**Aim of the exercise**
All lines holding the word "into" should be located in the records and copied.

Dataset rows describing interfaces

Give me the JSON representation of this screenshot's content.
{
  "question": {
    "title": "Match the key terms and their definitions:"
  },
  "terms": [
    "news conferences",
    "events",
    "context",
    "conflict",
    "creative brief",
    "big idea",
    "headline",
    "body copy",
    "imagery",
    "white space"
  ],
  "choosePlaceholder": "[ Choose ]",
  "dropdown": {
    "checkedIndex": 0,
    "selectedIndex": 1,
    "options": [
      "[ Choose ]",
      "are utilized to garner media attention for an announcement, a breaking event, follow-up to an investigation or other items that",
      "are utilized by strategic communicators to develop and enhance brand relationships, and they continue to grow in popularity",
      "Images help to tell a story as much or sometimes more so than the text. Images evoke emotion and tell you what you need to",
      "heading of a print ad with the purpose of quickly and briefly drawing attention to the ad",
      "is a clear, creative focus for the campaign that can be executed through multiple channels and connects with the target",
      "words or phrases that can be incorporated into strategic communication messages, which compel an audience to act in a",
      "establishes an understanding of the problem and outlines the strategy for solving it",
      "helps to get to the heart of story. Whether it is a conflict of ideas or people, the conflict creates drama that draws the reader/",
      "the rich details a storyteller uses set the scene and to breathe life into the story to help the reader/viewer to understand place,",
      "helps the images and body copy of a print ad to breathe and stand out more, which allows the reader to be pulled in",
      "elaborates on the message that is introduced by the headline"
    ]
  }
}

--

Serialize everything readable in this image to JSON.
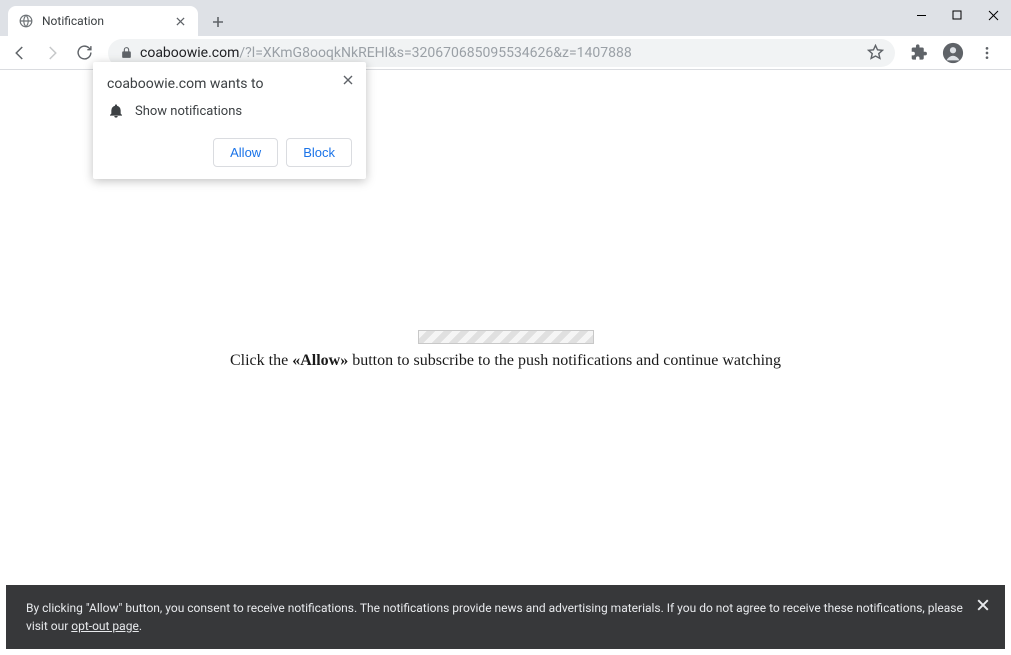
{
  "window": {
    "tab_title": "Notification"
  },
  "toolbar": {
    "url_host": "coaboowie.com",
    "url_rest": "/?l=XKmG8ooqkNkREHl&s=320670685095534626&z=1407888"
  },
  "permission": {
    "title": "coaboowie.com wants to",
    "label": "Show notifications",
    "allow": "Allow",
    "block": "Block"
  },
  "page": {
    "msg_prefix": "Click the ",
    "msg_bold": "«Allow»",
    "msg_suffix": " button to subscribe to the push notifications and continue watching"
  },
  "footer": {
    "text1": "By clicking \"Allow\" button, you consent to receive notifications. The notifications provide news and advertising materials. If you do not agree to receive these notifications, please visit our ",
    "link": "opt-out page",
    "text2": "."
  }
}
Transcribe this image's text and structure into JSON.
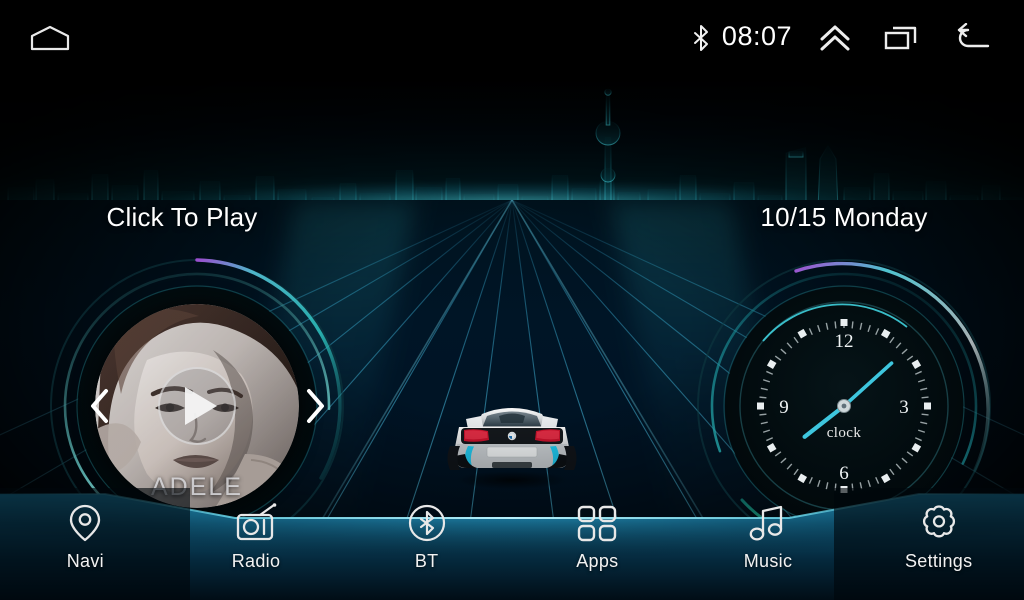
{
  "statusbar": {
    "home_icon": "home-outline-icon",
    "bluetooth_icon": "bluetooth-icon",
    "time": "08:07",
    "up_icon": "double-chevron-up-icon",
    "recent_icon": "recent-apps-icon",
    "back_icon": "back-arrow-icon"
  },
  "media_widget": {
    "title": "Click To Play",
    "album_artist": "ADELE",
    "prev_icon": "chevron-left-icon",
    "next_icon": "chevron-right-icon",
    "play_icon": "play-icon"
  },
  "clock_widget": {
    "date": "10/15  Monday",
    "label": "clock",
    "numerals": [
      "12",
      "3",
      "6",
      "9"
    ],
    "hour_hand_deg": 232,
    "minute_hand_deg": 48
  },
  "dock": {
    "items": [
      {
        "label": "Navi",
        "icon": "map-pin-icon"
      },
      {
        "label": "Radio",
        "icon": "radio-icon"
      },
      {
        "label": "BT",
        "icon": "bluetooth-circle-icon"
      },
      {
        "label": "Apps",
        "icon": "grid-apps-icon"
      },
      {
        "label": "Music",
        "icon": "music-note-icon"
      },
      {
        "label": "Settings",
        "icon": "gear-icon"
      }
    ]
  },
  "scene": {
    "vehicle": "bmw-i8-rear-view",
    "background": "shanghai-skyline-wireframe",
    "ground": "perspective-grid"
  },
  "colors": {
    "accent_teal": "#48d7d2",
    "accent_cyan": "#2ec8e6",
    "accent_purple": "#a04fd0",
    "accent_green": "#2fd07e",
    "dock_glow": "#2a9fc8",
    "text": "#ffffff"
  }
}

**Written response**
      "words or phrases that can be incorporated into strategic communication messages, which compel an audience to act in a",
      "the rich details a storyteller uses set the scene and to breathe life into the story to help the reader/viewer to understand place,",
Transcribe this image's text and structure into JSON.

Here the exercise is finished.